_Your assignment_. The task calls for each line of the records below in which the word "霞光图文素材定制" appears.

_Task data_.
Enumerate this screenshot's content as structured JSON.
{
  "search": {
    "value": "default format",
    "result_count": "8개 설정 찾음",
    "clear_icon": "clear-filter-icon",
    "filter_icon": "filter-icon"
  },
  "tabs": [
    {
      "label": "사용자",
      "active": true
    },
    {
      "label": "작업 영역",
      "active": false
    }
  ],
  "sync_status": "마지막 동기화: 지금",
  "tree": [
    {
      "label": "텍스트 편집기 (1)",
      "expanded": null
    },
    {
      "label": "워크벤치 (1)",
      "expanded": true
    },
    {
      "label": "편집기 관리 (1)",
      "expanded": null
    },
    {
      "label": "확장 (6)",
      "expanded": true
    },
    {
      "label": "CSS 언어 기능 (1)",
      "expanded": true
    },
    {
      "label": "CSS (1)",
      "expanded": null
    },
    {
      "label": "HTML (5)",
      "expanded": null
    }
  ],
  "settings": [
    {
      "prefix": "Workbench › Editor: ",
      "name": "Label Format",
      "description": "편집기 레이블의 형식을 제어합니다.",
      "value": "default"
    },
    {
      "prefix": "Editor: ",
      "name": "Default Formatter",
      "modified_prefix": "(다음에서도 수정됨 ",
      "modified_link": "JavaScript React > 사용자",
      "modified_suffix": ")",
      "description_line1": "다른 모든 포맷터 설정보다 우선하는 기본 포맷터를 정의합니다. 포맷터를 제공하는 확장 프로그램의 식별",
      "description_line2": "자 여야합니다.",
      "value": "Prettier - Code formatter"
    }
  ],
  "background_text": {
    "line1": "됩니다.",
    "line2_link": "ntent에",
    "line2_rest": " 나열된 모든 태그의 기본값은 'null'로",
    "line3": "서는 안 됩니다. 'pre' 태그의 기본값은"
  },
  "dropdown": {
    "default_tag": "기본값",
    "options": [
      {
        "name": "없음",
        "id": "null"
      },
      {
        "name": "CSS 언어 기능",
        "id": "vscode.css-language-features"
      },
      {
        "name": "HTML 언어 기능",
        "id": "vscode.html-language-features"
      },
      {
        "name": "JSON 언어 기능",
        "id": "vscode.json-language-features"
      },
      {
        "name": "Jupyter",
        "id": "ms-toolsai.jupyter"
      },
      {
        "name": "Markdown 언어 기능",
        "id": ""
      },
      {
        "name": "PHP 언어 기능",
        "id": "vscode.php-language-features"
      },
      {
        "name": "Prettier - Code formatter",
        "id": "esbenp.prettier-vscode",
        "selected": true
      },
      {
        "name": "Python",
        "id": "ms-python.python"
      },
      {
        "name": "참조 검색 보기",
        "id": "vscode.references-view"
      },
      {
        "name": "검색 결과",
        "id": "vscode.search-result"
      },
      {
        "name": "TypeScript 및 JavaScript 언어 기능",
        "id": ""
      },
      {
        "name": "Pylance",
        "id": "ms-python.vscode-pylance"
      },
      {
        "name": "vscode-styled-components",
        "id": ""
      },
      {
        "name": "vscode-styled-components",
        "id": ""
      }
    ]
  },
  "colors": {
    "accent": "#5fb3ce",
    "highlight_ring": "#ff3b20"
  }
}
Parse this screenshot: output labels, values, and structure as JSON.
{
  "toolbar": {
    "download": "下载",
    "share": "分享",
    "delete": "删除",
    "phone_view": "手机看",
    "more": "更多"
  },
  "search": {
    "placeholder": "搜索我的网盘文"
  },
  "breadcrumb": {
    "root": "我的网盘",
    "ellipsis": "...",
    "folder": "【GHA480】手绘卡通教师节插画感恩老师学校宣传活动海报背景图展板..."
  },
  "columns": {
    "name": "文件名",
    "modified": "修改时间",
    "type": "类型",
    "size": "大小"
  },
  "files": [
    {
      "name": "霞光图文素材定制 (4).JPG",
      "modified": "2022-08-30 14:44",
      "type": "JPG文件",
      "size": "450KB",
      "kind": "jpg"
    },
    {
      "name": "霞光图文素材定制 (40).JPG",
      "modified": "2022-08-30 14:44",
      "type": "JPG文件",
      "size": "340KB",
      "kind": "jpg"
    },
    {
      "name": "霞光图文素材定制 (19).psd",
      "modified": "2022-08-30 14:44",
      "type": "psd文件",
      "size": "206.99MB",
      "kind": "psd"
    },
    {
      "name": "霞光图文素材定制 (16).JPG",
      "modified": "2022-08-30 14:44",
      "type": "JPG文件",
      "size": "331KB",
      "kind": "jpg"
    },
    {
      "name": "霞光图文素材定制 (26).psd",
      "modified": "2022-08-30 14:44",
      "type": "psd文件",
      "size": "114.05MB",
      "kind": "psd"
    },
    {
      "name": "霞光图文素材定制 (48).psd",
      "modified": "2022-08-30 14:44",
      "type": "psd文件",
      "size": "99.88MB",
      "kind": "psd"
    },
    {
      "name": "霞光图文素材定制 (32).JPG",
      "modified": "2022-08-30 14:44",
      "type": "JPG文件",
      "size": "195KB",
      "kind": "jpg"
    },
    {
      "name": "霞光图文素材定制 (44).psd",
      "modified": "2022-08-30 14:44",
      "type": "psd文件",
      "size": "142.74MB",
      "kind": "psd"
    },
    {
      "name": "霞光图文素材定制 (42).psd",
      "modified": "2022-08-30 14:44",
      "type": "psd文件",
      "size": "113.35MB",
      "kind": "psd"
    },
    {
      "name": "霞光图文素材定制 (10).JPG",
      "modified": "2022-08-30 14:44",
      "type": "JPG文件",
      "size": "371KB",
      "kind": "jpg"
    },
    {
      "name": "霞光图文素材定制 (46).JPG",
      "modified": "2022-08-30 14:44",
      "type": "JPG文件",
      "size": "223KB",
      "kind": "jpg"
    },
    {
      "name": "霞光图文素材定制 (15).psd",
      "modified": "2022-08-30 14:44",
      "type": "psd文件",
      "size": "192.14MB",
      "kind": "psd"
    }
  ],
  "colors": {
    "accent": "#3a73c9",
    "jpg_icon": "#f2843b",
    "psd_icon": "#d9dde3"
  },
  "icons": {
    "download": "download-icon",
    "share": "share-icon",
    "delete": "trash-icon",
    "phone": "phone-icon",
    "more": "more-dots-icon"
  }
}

_Final answer_.
      "name": "霞光图文素材定制 (4).JPG",
      "name": "霞光图文素材定制 (40).JPG",
      "name": "霞光图文素材定制 (19).psd",
      "name": "霞光图文素材定制 (16).JPG",
      "name": "霞光图文素材定制 (26).psd",
      "name": "霞光图文素材定制 (48).psd",
      "name": "霞光图文素材定制 (32).JPG",
      "name": "霞光图文素材定制 (44).psd",
      "name": "霞光图文素材定制 (42).psd",
      "name": "霞光图文素材定制 (10).JPG",
      "name": "霞光图文素材定制 (46).JPG",
      "name": "霞光图文素材定制 (15).psd",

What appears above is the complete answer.